Last year, we featured the Nomad, a desktop CNC mill. Toolbotics’ Tooli is also a desktop CNC machine, but it’s meant for arts and crafts. Its four optional heads lets you automate a variety of tasks, from drawing to assembling small items.
One of the coolest companies out there for the DIY and Maker scene has got to be Inventables. Based here in my home town of Chicago, they not only sell a wide variety of materials and equipment for 3D printing, milling and laser cutting, they also make some gear themselves.
We featured a small and portable CNC mill a few days ago. Here’s another device that will let you take your workshop where you go. A German-based company called Mr. Beam Lasers is raising funds on Kickstarter for its eponymous product.
A company called Carbide3D claims it has developed a CNC mill that’s as compact and user-friendly as the latest consumer-grade 3D printers. The company’s Nomad 883 will be sold fully assembled and connects to computers via USB.
Perhaps the most exciting area of technological growth for the early 21st century is in the realm of machines which make it fast, inexpensive and easy for anyone to create physical objects. Devices such as 3D printers, laser cutters, tabletop milling machines and other computer-controlled manufacturing tools are now within reach of small business entrepreneurs and hobbyists, and are headed towards the consumer market as well.
I recently had the opportunity to visit Ford’s headquarters in Dearborn, Michigan, and got a behind the scenes tour of their 3D printing and digital prototyping studio. What they’re doing with these technologies is truly impressive.
Just about every device that Apple sells these days is made in China by Foxconn and other major manufacturers. Though it looks like some of Apple’s items are no longer being manufactured in China.
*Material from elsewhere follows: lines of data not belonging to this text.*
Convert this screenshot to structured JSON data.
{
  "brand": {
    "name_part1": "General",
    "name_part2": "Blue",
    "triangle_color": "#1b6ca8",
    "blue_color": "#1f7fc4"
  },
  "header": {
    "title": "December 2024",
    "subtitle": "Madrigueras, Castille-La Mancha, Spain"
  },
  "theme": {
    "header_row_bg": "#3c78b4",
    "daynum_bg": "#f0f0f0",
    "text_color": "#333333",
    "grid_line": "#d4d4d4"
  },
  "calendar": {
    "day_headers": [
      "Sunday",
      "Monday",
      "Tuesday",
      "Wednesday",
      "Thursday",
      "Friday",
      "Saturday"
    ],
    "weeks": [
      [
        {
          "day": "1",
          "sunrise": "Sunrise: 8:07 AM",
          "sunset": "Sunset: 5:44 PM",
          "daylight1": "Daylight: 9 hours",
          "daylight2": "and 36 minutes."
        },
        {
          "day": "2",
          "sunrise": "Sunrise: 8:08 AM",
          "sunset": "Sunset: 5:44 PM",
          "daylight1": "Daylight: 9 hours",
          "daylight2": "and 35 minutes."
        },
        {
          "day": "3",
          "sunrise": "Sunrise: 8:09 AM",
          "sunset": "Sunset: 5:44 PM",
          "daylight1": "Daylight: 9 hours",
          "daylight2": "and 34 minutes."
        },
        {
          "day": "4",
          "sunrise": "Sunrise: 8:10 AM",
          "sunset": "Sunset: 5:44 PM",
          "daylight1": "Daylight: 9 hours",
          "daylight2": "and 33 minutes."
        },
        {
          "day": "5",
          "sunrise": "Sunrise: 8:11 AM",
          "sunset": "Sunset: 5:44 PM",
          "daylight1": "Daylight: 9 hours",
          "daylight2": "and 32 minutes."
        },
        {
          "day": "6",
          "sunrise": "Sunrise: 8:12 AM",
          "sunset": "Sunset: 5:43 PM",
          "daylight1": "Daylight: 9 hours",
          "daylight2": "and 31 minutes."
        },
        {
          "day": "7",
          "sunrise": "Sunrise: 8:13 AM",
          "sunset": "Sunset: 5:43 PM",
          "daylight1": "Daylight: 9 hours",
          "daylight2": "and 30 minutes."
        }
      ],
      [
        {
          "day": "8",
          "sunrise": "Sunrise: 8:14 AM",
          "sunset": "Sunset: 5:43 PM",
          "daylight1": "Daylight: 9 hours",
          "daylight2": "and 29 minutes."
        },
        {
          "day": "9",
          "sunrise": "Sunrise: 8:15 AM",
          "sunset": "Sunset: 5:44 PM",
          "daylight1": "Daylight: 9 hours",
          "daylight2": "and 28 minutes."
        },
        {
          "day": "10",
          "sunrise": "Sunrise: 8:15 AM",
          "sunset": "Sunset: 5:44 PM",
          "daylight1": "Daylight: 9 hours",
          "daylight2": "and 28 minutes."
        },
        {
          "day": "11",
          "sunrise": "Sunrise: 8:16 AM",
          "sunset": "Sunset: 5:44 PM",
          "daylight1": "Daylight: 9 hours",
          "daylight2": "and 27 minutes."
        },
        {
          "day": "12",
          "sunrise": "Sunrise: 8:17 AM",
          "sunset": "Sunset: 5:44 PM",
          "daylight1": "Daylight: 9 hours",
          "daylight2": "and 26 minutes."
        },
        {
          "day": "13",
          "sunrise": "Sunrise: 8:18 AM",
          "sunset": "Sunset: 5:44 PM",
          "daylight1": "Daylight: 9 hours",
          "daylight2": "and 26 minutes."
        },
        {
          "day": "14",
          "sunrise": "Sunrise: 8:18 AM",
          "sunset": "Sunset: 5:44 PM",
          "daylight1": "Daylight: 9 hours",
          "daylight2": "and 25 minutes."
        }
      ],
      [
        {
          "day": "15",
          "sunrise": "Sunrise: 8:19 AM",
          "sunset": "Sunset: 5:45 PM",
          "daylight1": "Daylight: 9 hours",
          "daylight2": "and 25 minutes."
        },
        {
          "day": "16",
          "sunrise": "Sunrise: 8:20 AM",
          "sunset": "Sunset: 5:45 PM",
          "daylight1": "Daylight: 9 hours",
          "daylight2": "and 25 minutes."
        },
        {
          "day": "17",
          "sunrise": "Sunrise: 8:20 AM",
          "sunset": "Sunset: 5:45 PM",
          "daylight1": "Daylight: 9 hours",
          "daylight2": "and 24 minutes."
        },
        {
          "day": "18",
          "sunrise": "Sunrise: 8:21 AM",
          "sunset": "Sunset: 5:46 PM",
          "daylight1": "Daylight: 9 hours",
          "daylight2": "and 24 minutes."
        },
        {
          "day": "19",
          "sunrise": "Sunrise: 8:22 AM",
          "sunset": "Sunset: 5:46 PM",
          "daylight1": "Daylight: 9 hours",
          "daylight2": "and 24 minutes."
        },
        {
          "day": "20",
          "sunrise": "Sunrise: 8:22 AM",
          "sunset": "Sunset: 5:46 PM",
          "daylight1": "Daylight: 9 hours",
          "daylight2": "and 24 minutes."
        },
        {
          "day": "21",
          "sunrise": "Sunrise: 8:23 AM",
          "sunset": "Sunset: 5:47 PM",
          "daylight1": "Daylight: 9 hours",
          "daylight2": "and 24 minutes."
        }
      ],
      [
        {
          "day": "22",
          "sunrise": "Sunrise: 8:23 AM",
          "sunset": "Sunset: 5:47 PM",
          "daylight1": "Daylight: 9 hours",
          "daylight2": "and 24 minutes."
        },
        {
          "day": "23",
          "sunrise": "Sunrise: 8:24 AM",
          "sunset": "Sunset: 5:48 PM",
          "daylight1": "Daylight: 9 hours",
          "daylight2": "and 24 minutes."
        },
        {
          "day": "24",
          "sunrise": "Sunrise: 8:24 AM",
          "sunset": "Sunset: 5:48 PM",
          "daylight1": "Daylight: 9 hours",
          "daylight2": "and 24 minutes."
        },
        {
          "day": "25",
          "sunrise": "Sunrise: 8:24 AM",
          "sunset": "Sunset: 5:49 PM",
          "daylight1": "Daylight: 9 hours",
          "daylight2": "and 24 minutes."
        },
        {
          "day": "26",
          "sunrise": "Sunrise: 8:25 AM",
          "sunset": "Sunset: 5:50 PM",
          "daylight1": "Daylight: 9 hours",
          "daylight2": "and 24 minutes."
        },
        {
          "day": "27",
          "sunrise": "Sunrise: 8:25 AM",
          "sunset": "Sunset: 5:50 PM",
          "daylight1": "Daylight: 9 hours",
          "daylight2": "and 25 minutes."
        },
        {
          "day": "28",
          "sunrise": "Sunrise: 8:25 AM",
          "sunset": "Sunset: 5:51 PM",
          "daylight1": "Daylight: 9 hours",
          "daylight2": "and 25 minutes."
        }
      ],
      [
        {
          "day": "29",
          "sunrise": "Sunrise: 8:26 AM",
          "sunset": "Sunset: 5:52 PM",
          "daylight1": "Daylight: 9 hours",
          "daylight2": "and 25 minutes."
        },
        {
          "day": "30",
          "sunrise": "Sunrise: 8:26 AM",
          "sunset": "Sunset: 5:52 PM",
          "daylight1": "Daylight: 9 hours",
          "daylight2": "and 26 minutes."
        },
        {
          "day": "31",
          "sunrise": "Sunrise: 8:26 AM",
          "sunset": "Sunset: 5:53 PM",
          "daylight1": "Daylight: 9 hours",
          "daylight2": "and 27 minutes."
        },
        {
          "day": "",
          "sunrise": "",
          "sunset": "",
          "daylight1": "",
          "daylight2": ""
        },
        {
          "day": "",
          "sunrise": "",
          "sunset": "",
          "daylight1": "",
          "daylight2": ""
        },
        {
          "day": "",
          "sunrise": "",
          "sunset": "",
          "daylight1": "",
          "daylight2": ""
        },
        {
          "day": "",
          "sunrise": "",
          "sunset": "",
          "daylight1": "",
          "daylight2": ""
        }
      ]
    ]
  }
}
A recent teardown performed by iFixit on the new 21.5-inch iMac revealed that the machine was made in the USA.
If you ask me, 3D printing is the next big thing in terms of on-demand manufacturing – and eventually in-home manufacturing. While the technology is only in its infancy, even low-cost printers have proven that if you’ve got enough time and patience that you can actually render fairly complex objects on your desktop.
Back at the beginning of August, we mentioned that Foxconn was looking at replacing about 150,000 workers with robots. The reason for this is more productivity and better quality for things like the iPhone from Apple that Foxconn builds.
Got an idea you’d like to prototype? A 3D model you want to see realized? Well, there’s good news with today’s announcement that Sculpteo, an online 3D printing service, is now available in the United States.
When Hewlett-Packard promised to make 3D printers more affordable for the masses, I’m pretty sure they didn’t mean bums like you and me who just want to print 3D models of bacon, Patlabor and Olivia Munn (not necessarily in that order) will be able to get one.
Market intelligence firm iSuppli has completed their preliminary analysis of the costs to manufacture Sony’s Playstation 3 consoles. It looks like the two PS3 models (20/60GB) will lose between $241 and $306 each, not including the cost of accessories such as cables, controllers, packaging or shipping.